“Weavers of Dreams” tells the story of the revolutionary era in which the Rochdale Pioneers started their cooperative store. Set at the height of the Industrial Revolution, the book calls on the literary observations of Dickens, Disraeli, Elizabeth Gaskell, D.H. Lawrence, Marx and other key writers if the times. Covered are the riots, revolts and reforms of a nation undergoing immense change; cooperatives as a national economic force, the critical role of the Co-operative Women’s Guild, the impact of cooperative education, and the Pioneers commitment to building community. “Weavers of Dreams” has a Greeting from Dame Pauline Green, President of the International Cooperative, a Welcome Alan Godson, Mayor of Rochdale and. a forward by Bruce Thordarson, Director General of the International Cooperative Alliance (1988-2000) plus numerous quotes about the book. “Weavers of Dreams” is updated with new segments and present day statistics.
For All The People: Uncovering The Hidden History of Cooperation, Cooperative Movements, and Communalism in America,
By John Curl

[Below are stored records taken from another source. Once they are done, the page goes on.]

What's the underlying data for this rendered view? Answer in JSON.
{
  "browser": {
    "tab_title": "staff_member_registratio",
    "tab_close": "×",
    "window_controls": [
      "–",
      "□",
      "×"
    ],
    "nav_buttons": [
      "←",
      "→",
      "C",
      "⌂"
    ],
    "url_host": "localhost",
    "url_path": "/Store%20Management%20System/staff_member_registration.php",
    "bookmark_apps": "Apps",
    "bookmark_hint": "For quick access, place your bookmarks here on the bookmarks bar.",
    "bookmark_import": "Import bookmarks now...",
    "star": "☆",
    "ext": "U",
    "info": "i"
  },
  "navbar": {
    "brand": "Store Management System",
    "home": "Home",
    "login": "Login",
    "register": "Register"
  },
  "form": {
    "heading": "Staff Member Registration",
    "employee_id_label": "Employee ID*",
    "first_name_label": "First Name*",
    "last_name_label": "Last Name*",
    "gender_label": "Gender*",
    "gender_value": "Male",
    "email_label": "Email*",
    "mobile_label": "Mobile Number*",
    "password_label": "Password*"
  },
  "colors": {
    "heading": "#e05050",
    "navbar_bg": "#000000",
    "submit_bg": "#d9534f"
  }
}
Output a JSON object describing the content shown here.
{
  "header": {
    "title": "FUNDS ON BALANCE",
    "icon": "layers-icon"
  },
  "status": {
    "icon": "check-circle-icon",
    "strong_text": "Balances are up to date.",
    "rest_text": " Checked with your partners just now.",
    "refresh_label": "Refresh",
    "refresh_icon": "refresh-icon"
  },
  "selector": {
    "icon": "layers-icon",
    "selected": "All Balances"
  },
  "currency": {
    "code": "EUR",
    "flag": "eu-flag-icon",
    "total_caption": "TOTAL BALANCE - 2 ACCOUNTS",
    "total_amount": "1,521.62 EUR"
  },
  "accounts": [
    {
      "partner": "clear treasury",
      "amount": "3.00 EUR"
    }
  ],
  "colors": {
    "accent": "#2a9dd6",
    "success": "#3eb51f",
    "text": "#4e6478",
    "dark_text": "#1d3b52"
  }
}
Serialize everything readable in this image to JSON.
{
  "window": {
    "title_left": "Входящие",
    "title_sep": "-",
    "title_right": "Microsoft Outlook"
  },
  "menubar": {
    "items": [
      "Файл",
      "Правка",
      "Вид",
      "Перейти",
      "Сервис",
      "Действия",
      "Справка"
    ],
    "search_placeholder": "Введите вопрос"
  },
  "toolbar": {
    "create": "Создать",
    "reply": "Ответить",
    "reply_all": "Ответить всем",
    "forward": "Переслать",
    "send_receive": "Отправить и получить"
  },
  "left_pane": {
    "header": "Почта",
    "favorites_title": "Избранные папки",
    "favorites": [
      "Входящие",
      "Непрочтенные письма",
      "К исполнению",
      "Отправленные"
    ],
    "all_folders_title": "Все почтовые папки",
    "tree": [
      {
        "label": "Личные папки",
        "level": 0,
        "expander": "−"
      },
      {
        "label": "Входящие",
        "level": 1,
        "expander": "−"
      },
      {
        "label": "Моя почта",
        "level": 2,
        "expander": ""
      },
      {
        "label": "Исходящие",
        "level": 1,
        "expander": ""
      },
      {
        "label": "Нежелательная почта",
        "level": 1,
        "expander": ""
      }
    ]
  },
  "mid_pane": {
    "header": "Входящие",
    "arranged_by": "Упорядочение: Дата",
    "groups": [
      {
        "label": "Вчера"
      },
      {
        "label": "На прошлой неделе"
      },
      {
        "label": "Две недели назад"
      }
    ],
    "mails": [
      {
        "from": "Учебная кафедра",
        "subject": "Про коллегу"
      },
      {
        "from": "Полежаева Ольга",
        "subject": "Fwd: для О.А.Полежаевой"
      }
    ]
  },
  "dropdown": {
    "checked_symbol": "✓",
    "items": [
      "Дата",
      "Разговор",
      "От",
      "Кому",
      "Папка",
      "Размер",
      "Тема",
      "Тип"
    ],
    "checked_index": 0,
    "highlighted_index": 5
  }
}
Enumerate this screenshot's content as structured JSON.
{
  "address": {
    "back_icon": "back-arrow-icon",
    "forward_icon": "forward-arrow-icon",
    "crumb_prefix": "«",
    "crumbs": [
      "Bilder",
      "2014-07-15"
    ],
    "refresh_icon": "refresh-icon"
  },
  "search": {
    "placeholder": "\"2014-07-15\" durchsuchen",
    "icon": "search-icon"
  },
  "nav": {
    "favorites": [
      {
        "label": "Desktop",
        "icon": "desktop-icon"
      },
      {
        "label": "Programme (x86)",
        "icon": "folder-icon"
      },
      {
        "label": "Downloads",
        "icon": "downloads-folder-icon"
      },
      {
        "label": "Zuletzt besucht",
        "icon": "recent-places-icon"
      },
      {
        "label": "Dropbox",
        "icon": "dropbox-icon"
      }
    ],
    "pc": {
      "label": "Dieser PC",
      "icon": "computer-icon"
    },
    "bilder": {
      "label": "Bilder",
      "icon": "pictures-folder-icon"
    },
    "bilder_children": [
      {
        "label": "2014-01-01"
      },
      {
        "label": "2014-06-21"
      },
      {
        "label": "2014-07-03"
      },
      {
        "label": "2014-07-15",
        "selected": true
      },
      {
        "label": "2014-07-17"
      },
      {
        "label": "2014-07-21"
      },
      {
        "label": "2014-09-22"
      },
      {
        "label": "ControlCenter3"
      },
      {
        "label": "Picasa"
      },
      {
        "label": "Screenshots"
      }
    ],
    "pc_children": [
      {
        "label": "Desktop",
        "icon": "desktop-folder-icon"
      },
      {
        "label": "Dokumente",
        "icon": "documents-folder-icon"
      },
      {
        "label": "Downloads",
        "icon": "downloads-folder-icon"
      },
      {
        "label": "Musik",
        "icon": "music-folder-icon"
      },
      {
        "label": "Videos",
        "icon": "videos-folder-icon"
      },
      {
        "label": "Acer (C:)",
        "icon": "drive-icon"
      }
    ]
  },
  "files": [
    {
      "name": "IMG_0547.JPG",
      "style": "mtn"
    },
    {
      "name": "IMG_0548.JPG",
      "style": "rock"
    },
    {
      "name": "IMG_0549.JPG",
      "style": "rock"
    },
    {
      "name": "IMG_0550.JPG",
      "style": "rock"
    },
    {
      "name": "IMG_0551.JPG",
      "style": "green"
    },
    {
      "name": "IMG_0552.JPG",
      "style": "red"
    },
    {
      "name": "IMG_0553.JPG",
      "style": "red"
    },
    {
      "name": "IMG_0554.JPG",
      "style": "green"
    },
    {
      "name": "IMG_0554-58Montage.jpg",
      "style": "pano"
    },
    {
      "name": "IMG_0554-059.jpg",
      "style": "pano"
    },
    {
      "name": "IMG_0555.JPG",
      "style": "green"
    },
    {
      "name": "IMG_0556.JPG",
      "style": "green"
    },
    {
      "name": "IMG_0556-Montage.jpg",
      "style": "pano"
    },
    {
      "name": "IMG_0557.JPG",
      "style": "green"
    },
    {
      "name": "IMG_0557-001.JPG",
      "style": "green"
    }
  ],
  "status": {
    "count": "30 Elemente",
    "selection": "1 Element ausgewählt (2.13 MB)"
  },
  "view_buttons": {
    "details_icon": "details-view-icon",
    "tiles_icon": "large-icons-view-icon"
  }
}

Seeking to reclaim a history that has remained largely ignored by historians, this dramatic and stirring account examines each of the definitive American cooperative movements for social change—farmer, union, consumer, and communalist—that have been all but erased from collective memory. With an expansive sweep and breathtaking detail, this scholarly yet eminently readable chronicle follows the American worker from the colonial workshop to the modern mass-assembly line, from the family farm to the corporate hierarchy, ultimately painting a vivid panorama of those who built the United States and those who will shape its future. This second edition contains a new introduction by Ishmael Reed, a new preface by the author that discusses cooperatives in the Great Recession of 2008 and their future in the 21st century, and a new chapter on the role co-ops played in the food revolution of the 1970s.